**WORK INSTRUCTION**
Would you give back exactly the lines from the line with "What data populates" through the end of the entries below, both included, but none of the pictures?

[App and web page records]
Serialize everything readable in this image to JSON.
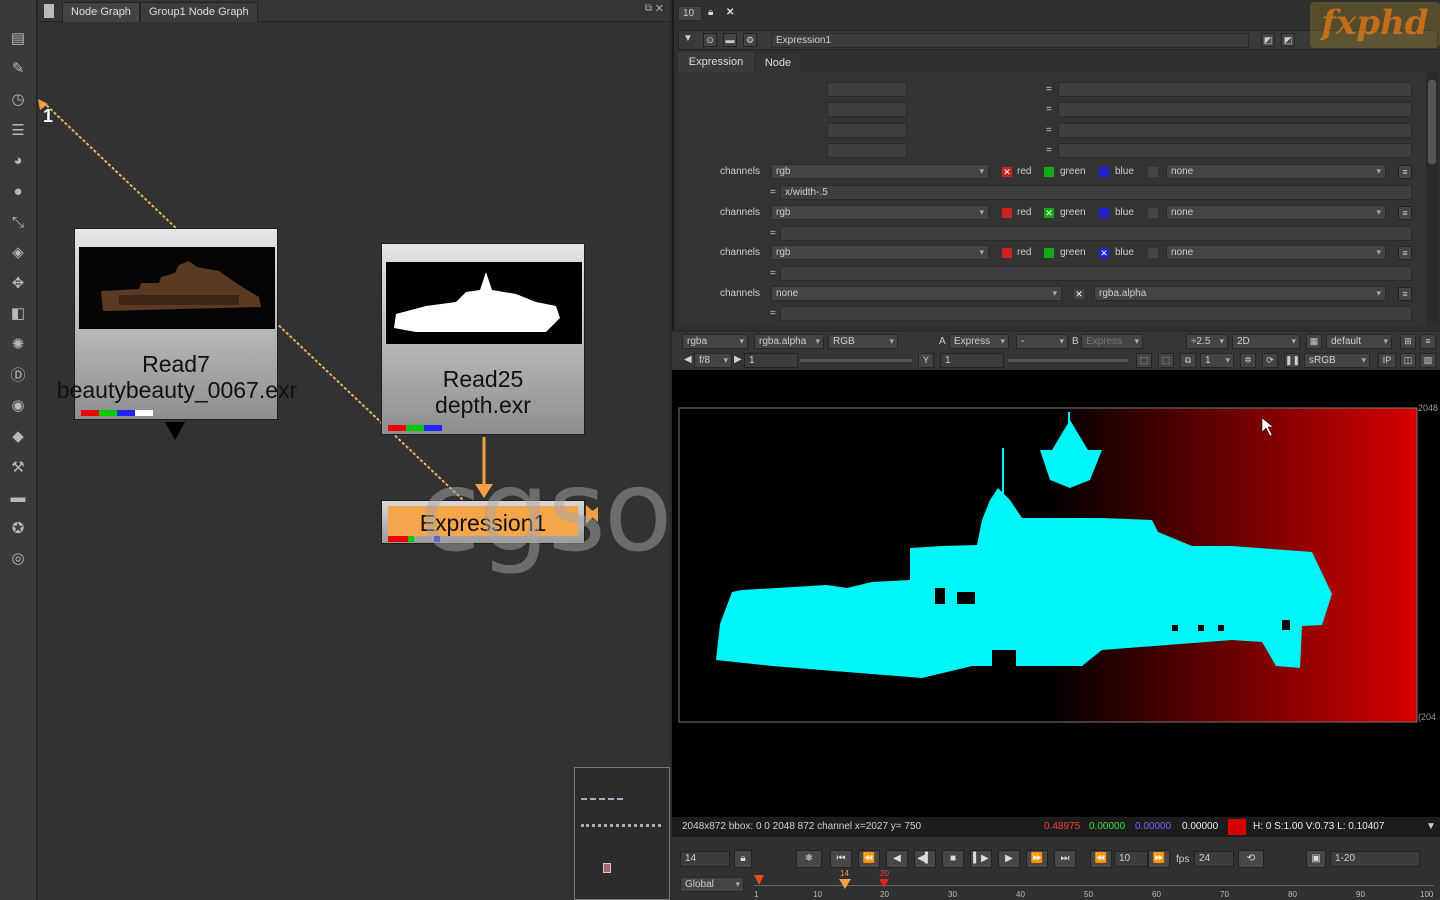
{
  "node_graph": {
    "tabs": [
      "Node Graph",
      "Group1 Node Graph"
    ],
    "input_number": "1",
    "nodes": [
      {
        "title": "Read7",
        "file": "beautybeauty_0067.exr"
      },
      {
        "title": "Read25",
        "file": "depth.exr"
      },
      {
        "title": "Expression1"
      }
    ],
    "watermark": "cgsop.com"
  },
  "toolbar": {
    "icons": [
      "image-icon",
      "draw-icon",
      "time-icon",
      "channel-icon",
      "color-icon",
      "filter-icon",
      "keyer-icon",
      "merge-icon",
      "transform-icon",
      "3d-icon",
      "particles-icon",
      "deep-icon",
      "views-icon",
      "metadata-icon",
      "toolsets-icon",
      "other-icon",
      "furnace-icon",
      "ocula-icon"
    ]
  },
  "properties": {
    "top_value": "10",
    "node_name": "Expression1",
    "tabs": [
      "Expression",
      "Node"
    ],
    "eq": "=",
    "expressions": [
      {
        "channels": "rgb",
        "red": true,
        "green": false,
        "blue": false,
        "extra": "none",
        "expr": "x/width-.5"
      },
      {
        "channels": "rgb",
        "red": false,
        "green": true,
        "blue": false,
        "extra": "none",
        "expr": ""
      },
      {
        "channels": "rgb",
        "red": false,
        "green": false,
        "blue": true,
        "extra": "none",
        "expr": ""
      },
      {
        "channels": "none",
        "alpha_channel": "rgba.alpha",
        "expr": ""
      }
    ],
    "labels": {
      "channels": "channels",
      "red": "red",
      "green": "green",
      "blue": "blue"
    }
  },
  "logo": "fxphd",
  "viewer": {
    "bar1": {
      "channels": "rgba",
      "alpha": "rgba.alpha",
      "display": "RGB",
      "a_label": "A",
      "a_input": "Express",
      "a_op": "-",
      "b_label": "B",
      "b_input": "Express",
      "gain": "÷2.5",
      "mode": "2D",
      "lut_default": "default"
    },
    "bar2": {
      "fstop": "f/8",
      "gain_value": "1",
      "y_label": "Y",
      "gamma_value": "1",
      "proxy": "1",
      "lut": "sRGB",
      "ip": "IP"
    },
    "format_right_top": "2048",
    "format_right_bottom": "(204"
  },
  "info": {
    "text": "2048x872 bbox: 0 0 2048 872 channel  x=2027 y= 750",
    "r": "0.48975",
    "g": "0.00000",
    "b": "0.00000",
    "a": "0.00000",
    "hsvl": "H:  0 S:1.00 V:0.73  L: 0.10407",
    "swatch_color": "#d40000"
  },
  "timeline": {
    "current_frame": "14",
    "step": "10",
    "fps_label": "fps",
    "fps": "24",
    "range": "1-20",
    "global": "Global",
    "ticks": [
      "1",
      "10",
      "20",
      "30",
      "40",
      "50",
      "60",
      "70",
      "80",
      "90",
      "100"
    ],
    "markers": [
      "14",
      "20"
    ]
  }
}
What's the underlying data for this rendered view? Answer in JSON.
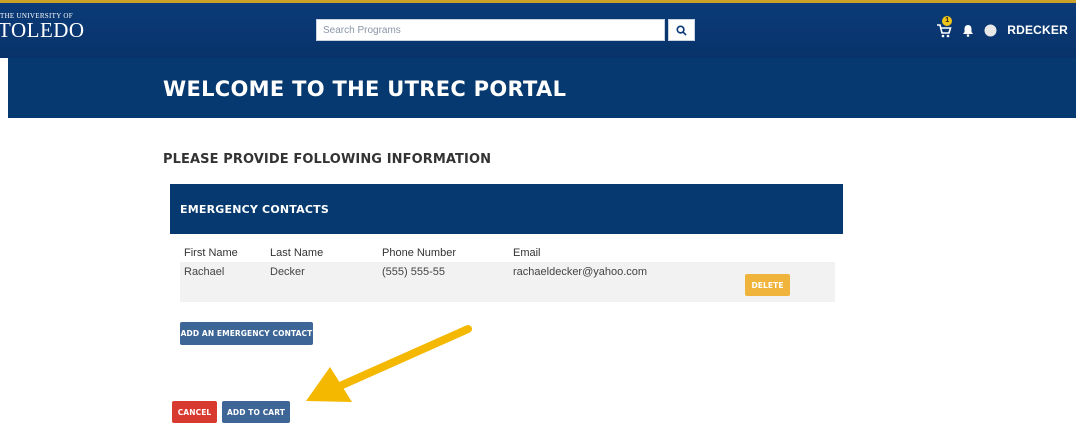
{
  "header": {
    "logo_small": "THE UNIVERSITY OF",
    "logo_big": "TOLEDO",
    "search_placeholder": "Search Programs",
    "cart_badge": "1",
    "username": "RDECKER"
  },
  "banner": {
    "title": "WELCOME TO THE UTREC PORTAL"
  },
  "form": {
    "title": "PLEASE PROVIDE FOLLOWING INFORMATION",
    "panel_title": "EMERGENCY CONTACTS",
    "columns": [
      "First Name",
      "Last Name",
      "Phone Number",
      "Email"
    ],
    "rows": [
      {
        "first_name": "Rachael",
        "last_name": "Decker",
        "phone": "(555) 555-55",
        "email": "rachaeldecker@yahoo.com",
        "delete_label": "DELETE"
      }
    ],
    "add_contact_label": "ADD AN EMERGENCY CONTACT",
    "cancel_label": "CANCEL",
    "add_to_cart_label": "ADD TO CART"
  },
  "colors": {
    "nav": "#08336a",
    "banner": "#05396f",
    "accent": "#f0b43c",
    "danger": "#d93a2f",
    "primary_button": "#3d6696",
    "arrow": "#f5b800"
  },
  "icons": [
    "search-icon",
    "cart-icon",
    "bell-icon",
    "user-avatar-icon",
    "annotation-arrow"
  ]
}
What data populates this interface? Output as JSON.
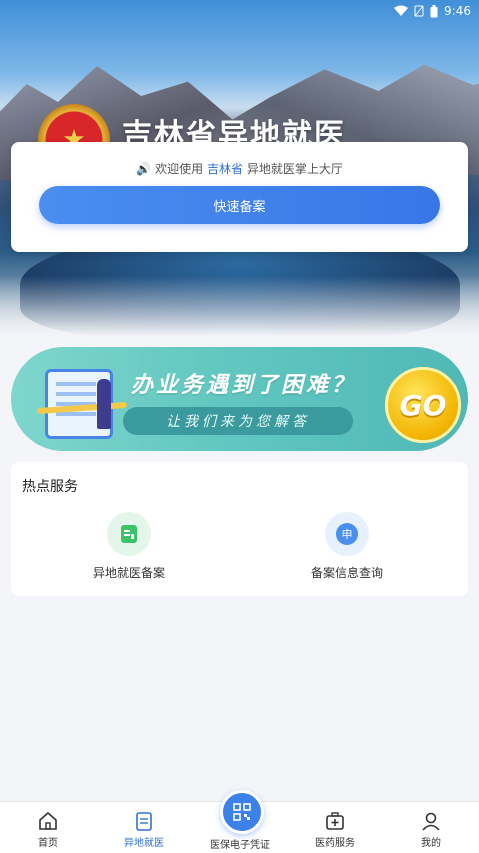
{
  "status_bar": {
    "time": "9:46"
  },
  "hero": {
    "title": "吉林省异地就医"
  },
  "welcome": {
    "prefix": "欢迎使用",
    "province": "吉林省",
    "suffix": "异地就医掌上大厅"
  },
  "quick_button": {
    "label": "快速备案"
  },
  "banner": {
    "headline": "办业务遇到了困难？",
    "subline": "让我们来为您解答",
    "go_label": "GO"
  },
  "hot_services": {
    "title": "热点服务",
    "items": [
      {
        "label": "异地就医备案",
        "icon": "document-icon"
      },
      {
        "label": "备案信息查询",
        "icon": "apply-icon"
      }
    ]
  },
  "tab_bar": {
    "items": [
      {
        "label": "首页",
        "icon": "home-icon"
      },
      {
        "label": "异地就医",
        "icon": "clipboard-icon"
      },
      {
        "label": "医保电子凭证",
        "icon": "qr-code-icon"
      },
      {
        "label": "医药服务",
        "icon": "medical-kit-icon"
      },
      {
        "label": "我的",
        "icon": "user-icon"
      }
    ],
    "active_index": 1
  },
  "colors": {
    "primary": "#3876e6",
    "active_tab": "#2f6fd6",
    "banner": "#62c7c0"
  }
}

**ANSWER SPACE**
What data populates this interface? Output as JSON.
{
  "status_bar": {
    "time": "9:46"
  },
  "hero": {
    "title": "吉林省异地就医"
  },
  "welcome": {
    "prefix": "欢迎使用",
    "province": "吉林省",
    "suffix": "异地就医掌上大厅"
  },
  "quick_button": {
    "label": "快速备案"
  },
  "banner": {
    "headline": "办业务遇到了困难？",
    "subline": "让我们来为您解答",
    "go_label": "GO"
  },
  "hot_services": {
    "title": "热点服务",
    "items": [
      {
        "label": "异地就医备案",
        "icon": "document-icon"
      },
      {
        "label": "备案信息查询",
        "icon": "apply-icon"
      }
    ]
  },
  "tab_bar": {
    "items": [
      {
        "label": "首页",
        "icon": "home-icon"
      },
      {
        "label": "异地就医",
        "icon": "clipboard-icon"
      },
      {
        "label": "医保电子凭证",
        "icon": "qr-code-icon"
      },
      {
        "label": "医药服务",
        "icon": "medical-kit-icon"
      },
      {
        "label": "我的",
        "icon": "user-icon"
      }
    ],
    "active_index": 1
  },
  "colors": {
    "primary": "#3876e6",
    "active_tab": "#2f6fd6",
    "banner": "#62c7c0"
  }
}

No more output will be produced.